If you don't know about Rockets GM Daryl Morey, he is gradually changing the way the league measures player strengths and weaknesses. Always gifted at finding diamonds in the rough and getting them for next to nothing, he was routinely criticized for not landing the big fish before Harden and Howard both starting wearing Rockets red. He is now considered on of the best -- if not THE best -- at his job in the NBA. He's like a crazy fantasy league owner who makes moves willy nilly, but there is a method to his madness as evidenced by the talent he has assembled on this team.
In the 1980s, Kevin McHale drove Rockets fans nuts as he won titles with rivals the Boston Celtics. Though he had limited experience as a full-time coach (and not a ton of success) before joining Houston, he has shown himself to be a hard-nosed, no nonsense coach that works to the strengths of his players. He has done a terrific job over the last couple years molding this young roster. Now, it will be interesting to see if he can manage the star power of Harden and Howard. In fact, Howard said playing for McHale was one of the reasons he joined the Rockets in the offseason.
The Rockets were one of the best offensive teams in the NBA last year and all they did was add Dwight Howard, so it will be no shock if they continue their offensive exploits. They love to run the ball and there is plenty of up and down, back and forth play by this young squad. They want to rebound and run, grab the ball out of the net and run, create turnovers and...yes, run. They are a fun team to watch and they are unselfish as a whole. They love to shoot from distance and though they haven't been great this season so far, that should improve with their shooters.
As good as they were last year offensively, the opposite was true on the defensive end. Like so many young teams, they seem to lose their focus on the defensive end of the floor more often than they should. They must improve on that end of the floor if they want to go deep in the playoffs. The Rockets are also turnover prone. They expect to turn the ball over more than most teams because they also expect to have more possessions, but anything below middle of the pack will result in some serious struggles. They can also be a streaky shooting team from distance and from the line.

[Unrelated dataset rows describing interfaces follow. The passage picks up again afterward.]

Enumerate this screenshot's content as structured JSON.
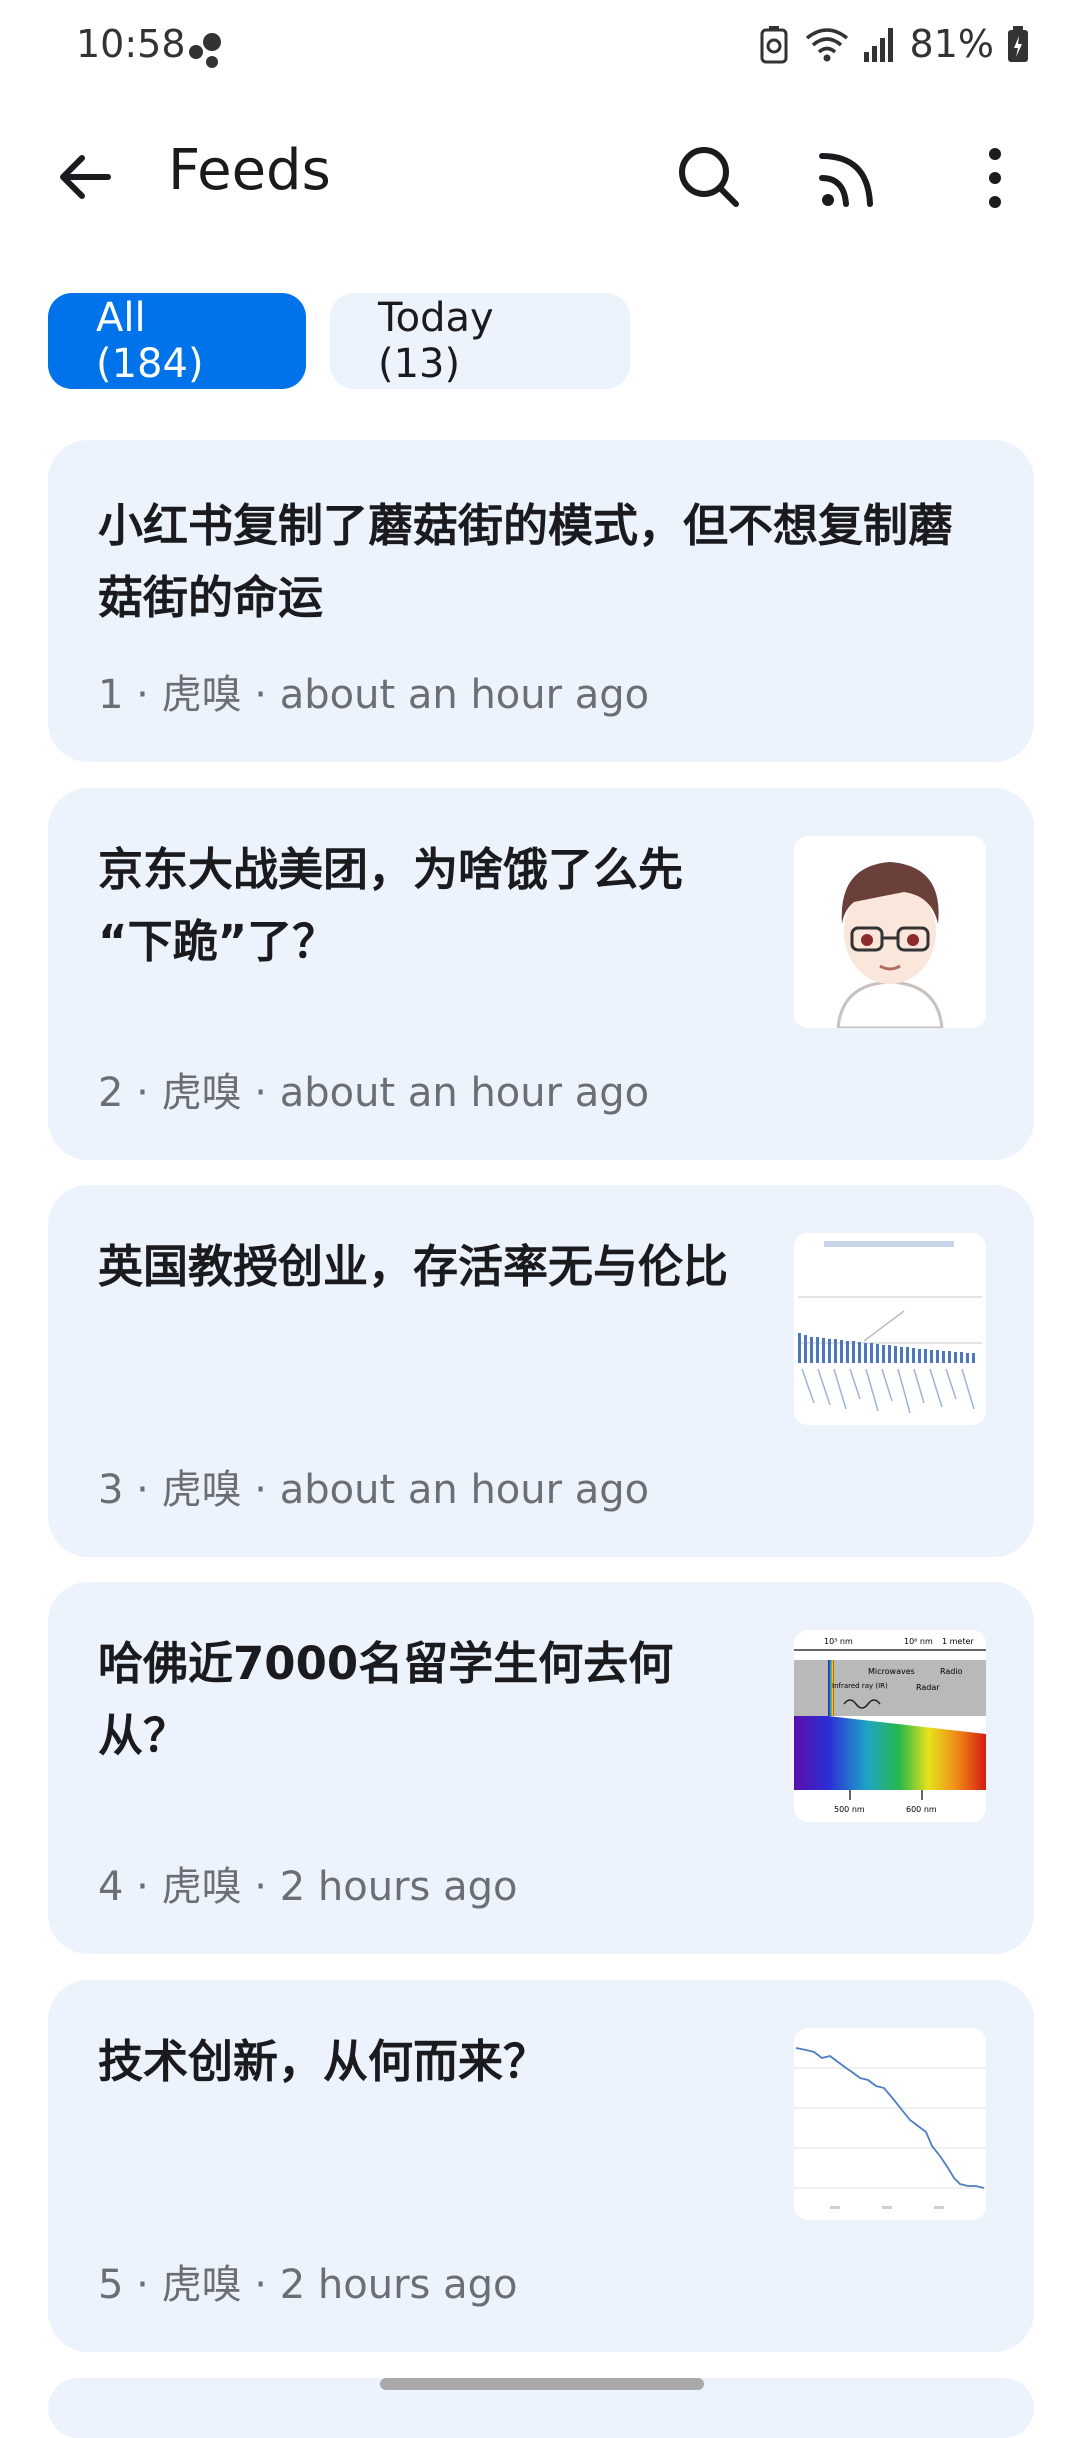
{
  "status_bar": {
    "time": "10:58",
    "battery_percent": "81%",
    "icons": [
      "dots-icon",
      "recycle-battery-icon",
      "wifi-icon",
      "signal-icon",
      "battery-icon"
    ]
  },
  "app_bar": {
    "title": "Feeds",
    "icons": [
      "back-arrow-icon",
      "search-icon",
      "rss-icon",
      "more-vert-icon"
    ]
  },
  "filters": {
    "all": "All (184)",
    "today": "Today (13)"
  },
  "feed": [
    {
      "title_line1": "小红书复制了蘑菇街的模式，但不想复制蘑",
      "title_line2": "菇街的命运",
      "meta": "1 · 虎嗅 · about an hour ago"
    },
    {
      "title_line1": "京东大战美团，为啥饿了么先",
      "title_line2": "“下跪”了？",
      "meta": "2 · 虎嗅 · about an hour ago",
      "thumbnail": "avatar-illustration"
    },
    {
      "title_line1": "英国教授创业，存活率无与伦比",
      "title_line2": "",
      "meta": "3 · 虎嗅 · about an hour ago",
      "thumbnail": "bar-chart-image"
    },
    {
      "title_line1": "哈佛近7000名留学生何去何",
      "title_line2": "从？",
      "meta": "4 · 虎嗅 · 2 hours ago",
      "thumbnail": "spectrum-diagram-image",
      "thumbnail_labels": [
        "10³ nm",
        "10⁶ nm",
        "1 meter",
        "Microwaves",
        "Radio",
        "Infrared ray (IR)",
        "Radar",
        "500 nm",
        "600 nm"
      ]
    },
    {
      "title_line1": "技术创新，从何而来？",
      "title_line2": "",
      "meta": "5 · 虎嗅 · 2 hours ago",
      "thumbnail": "line-chart-image"
    }
  ],
  "colors": {
    "accent": "#0073ea",
    "card_bg": "#edf3fd",
    "meta_text": "#6b6e75"
  }
}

What to Expect
This is a very fun team to watch and you will be entertained most nights. But with their youth and lack of experience playing together, there will be some serious growing pains. The Rockets have enough talent that they should beat most bad teams, but they are still learning how to play together. The goal is to be better in March than they are in November, hopefully much better. I'm still not convinced this is a contender this year, but they are very close and with some chemistry developed over the long season, I wouldn't count them out either. The best part is that they are young and have the potential to be good together for quite a few years.
For more info, check out All Systems Go, our Rockets season preview.